ACTIVITY » Show, from the entries below, every line in which "JSON" appears.

EXTRACTED DATA »
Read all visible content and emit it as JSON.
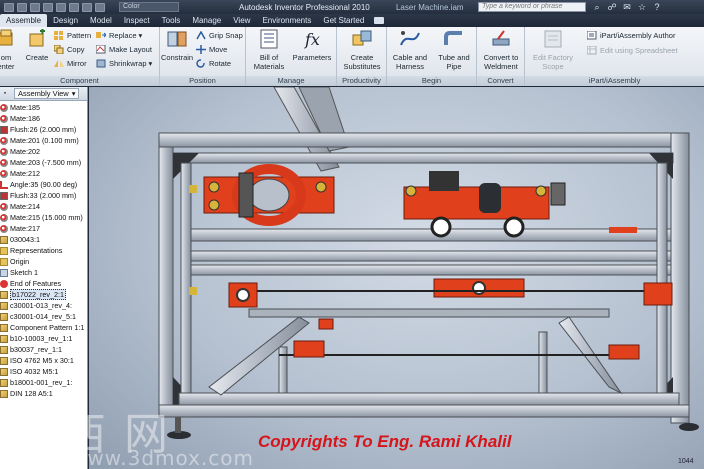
{
  "window": {
    "title": "Autodesk Inventor Professional 2010",
    "document": "Laser Machine.iam",
    "color_combo": "Color",
    "search_placeholder": "Type a keyword or phrase"
  },
  "menu": [
    "Assemble",
    "Design",
    "Model",
    "Inspect",
    "Tools",
    "Manage",
    "View",
    "Environments",
    "Get Started"
  ],
  "active_menu": "Assemble",
  "ribbon": {
    "component": {
      "title": "Component",
      "place_line1": "om",
      "place_line2": "enter",
      "create": "Create",
      "pattern": "Pattern",
      "copy": "Copy",
      "mirror": "Mirror",
      "replace": "Replace",
      "make_layout": "Make Layout",
      "shrinkwrap": "Shrinkwrap"
    },
    "position": {
      "title": "Position",
      "constrain": "Constrain",
      "grip_snap": "Grip Snap",
      "move": "Move",
      "rotate": "Rotate"
    },
    "manage": {
      "title": "Manage",
      "bom_line1": "Bill of",
      "bom_line2": "Materials",
      "parameters": "Parameters"
    },
    "productivity": {
      "title": "Productivity",
      "cs_line1": "Create",
      "cs_line2": "Substitutes"
    },
    "begin": {
      "title": "Begin",
      "cable_line1": "Cable and",
      "cable_line2": "Harness",
      "tube_line1": "Tube and",
      "tube_line2": "Pipe"
    },
    "convert": {
      "title": "Convert",
      "cw_line1": "Convert to",
      "cw_line2": "Weldment"
    },
    "ipart": {
      "title": "iPart/iAssembly",
      "efs_line1": "Edit Factory",
      "efs_line2": "Scope",
      "author": "iPart/iAssembly Author",
      "spreadsheet": "Edit using Spreadsheet"
    }
  },
  "browser": {
    "view_mode": "Assembly View",
    "nodes": [
      {
        "label": "Mate:185",
        "icon": "mate"
      },
      {
        "label": "Mate:186",
        "icon": "mate"
      },
      {
        "label": "Flush:26 (2.000 mm)",
        "icon": "flush"
      },
      {
        "label": "Mate:201 (0.100 mm)",
        "icon": "mate"
      },
      {
        "label": "Mate:202",
        "icon": "mate"
      },
      {
        "label": "Mate:203 (-7.500 mm)",
        "icon": "mate"
      },
      {
        "label": "Mate:212",
        "icon": "mate"
      },
      {
        "label": "Angle:35 (90.00 deg)",
        "icon": "angle"
      },
      {
        "label": "Flush:33 (2.000 mm)",
        "icon": "flush"
      },
      {
        "label": "Mate:214",
        "icon": "mate"
      },
      {
        "label": "Mate:215 (15.000 mm)",
        "icon": "mate"
      },
      {
        "label": "Mate:217",
        "icon": "mate"
      },
      {
        "label": "030043:1",
        "icon": "part"
      },
      {
        "label": "Representations",
        "icon": "folder"
      },
      {
        "label": "Origin",
        "icon": "folder"
      },
      {
        "label": "Sketch 1",
        "icon": "feat"
      },
      {
        "label": "End of Features",
        "icon": "end"
      },
      {
        "label": "b17022_rev_2:1",
        "icon": "part",
        "selected": true
      },
      {
        "label": "c30001-013_rev_4:",
        "icon": "part"
      },
      {
        "label": "c30001-014_rev_5:1",
        "icon": "part"
      },
      {
        "label": "Component Pattern 1:1",
        "icon": "part"
      },
      {
        "label": "b10-10003_rev_1:1",
        "icon": "part"
      },
      {
        "label": "b30037_rev_1:1",
        "icon": "part"
      },
      {
        "label": "ISO 4762 M5 x 30:1",
        "icon": "part"
      },
      {
        "label": "ISO 4032 M5:1",
        "icon": "part"
      },
      {
        "label": "b18001-001_rev_1:",
        "icon": "part"
      },
      {
        "label": "DIN 128 A5:1",
        "icon": "part"
      }
    ]
  },
  "viewport": {
    "copyright": "Copyrights To Eng. Rami Khalil",
    "watermark_cn": "昊 西 网",
    "watermark_url": "www.3dmox.com",
    "corner_number": "1044"
  },
  "colors": {
    "accent_red": "#d5141b",
    "frame_orange": "#e0401c",
    "aluminum": "#c9ced6",
    "dark_plate": "#3a3f46"
  }
}
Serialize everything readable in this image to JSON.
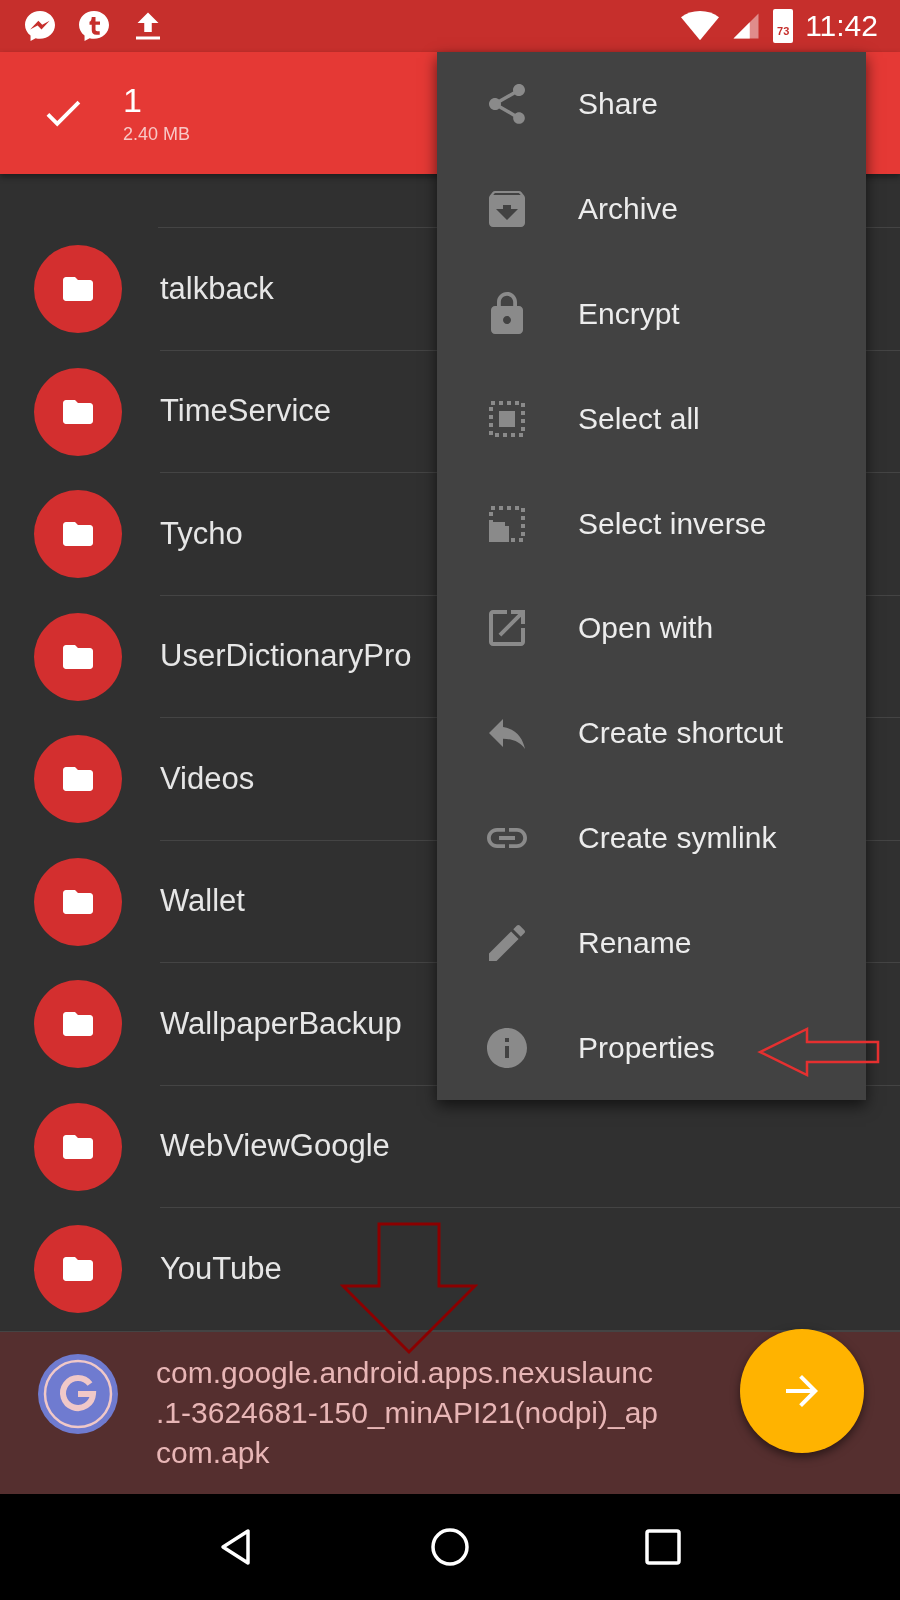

SOLUTION TO THIS TASK »
Read all visible content and emit it as JSON.
Serialize everything readable in this image to JSON.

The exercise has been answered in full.